Hourly Pricing customers can find an online breakdown of how much electricity they used and the rate they paid each hour over that period at HourlyPricing.ComEd.com.
What is "Load Guard"?
Load Guard is a free, optional program that runs from May 1 to Sept. 30 for Hourly Pricing customers who also participate in the AC Cycling Program.
With AC Cycling, a special device attached to your central air conditioner allows the utility to send signals to your home to “cycle” the flow of power to the cooling unit (i.e. to turn the cooling on and off ) at peak times of energy usage.
Similarly, “Load Guard” participants can have their air conditioners cycled on and off during periods of high prices. You can choose to enter into this “conservation mode” when power prices hit either 10 cents per kilowatt -hour (kWh) or 14 cents per kWh.
Once you enroll in Load Guard, you can change your price levels, and you can even choose not to activate the program for the next day.
When your AC is cycled on and off , the fan stays on so Load Guard isn’t expected to change a home’s temperature dramatically—maybe as little as 1-3 degrees.
Hourly Tips for Saving
Things you can do to save money and energy during expensive “peak” hours:
-Temporarily change your central air conditioner to a warmer temperature. (Take advantage of AC Cycling and Load Guard.) If you have a window air conditioner, turn it off or put it on a warmer setting.

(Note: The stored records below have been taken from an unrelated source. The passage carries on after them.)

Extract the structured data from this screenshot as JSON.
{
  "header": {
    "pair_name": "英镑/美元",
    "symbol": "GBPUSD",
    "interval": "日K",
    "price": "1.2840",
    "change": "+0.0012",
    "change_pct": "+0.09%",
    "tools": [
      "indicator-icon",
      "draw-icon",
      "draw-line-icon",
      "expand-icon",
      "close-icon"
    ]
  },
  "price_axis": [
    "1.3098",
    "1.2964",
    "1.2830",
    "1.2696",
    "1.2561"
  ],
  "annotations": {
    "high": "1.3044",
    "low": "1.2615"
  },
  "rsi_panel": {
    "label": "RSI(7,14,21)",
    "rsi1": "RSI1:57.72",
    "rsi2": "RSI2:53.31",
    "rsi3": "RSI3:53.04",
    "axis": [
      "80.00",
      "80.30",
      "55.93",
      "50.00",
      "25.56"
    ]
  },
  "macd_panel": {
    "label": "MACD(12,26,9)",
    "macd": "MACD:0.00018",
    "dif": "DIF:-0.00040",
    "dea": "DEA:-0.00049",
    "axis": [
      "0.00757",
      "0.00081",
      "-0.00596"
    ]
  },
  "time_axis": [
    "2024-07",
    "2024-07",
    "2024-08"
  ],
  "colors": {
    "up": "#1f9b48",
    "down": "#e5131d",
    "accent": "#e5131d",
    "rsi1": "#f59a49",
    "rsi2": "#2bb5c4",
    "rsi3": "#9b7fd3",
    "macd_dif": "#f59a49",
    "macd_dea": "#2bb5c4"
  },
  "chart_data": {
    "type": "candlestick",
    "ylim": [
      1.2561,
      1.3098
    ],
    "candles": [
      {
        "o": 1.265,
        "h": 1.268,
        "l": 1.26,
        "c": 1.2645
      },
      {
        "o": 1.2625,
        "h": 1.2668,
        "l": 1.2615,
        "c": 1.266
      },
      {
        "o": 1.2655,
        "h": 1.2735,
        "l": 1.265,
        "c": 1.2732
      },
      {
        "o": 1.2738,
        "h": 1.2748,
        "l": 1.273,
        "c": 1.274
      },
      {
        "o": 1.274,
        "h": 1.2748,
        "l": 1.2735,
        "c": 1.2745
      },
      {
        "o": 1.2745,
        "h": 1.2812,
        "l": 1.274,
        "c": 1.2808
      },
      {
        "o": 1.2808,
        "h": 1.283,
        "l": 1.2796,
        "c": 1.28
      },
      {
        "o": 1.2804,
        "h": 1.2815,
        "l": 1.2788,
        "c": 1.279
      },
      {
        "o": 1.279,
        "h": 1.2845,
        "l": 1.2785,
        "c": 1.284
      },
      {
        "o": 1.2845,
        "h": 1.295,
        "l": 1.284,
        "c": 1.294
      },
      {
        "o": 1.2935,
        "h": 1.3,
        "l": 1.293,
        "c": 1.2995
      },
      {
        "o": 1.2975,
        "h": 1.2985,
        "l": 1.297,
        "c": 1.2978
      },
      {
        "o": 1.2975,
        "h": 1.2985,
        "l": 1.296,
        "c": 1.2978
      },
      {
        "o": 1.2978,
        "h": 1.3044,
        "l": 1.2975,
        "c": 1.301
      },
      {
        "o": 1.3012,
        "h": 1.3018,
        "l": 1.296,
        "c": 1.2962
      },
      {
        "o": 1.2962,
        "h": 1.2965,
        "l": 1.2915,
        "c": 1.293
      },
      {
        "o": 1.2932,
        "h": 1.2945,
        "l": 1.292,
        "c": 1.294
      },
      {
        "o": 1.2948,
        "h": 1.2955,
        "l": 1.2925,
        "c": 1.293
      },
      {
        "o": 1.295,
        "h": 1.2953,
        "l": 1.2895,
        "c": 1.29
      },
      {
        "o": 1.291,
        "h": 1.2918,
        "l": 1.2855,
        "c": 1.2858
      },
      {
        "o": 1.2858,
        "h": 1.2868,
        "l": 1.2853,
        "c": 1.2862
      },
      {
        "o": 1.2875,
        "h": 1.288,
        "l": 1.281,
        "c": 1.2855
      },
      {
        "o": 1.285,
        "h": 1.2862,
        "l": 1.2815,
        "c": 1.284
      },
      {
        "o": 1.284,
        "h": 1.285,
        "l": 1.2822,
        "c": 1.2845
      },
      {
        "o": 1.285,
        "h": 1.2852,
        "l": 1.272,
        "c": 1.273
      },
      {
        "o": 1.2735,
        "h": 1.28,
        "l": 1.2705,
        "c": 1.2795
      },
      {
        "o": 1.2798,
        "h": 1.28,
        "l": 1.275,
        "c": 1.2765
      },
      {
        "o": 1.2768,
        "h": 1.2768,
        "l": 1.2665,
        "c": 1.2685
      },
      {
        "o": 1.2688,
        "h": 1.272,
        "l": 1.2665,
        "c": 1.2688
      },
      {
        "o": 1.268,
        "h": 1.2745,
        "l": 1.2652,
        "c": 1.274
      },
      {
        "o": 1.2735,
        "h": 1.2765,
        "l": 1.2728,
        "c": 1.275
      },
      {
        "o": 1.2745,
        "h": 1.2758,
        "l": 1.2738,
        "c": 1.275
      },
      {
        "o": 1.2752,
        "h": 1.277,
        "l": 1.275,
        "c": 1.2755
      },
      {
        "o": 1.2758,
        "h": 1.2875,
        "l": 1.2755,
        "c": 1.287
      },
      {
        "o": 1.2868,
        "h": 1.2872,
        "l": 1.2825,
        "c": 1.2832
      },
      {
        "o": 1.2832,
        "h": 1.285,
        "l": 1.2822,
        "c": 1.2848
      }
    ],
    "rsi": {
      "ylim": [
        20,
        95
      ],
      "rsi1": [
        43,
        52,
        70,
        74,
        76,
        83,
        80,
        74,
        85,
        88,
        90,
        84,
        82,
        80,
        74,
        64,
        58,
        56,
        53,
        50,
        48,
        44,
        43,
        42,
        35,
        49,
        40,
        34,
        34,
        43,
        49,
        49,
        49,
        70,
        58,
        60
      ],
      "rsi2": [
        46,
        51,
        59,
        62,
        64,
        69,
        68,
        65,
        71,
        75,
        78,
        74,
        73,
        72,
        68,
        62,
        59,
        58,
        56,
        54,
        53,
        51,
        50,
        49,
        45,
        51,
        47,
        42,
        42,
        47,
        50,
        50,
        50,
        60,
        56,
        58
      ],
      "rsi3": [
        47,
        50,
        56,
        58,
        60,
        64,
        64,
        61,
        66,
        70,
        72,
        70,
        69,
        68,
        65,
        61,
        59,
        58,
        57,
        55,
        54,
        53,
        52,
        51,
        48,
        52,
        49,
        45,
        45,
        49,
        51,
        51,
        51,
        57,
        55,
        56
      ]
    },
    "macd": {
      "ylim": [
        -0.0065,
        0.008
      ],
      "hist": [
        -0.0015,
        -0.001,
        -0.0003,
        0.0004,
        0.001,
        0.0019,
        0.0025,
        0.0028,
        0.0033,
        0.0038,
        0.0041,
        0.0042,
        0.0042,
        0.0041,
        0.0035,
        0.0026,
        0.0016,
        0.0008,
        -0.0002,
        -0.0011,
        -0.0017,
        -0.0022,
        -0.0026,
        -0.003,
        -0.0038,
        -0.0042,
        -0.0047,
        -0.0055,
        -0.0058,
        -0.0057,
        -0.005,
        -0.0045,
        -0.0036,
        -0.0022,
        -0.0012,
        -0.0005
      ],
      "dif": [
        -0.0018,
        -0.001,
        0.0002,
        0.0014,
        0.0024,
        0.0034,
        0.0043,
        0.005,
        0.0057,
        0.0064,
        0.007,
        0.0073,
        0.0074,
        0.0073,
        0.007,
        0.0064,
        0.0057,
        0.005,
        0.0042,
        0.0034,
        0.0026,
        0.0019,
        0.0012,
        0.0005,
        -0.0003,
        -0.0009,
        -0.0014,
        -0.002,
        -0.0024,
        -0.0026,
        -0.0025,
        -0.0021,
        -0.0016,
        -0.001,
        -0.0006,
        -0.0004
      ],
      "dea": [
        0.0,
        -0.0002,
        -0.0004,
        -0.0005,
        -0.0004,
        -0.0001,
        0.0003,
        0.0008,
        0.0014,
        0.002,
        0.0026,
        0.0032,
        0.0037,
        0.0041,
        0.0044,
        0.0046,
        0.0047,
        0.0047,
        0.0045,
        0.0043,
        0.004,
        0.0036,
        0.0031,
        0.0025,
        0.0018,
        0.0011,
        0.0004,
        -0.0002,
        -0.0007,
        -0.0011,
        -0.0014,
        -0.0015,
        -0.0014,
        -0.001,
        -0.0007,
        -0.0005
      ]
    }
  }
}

-If the summer heat gets to you, plan a trip to the beach or a pool during the peak hours. Or hang out in an air-conditioned public space, such as a movie theater, museum, shopping mall, or library.
-If you have an electric stove or oven, grill or enjoy a cool meal like a sandwich or salad.
-Use energy-guzzling appliances like the dishwasher, washer and dryer, and basement dehumidifier in the morning or evening when prices are lower.
For information about incentives to make efficiency investments, visit: CitizensUtilityBoard.org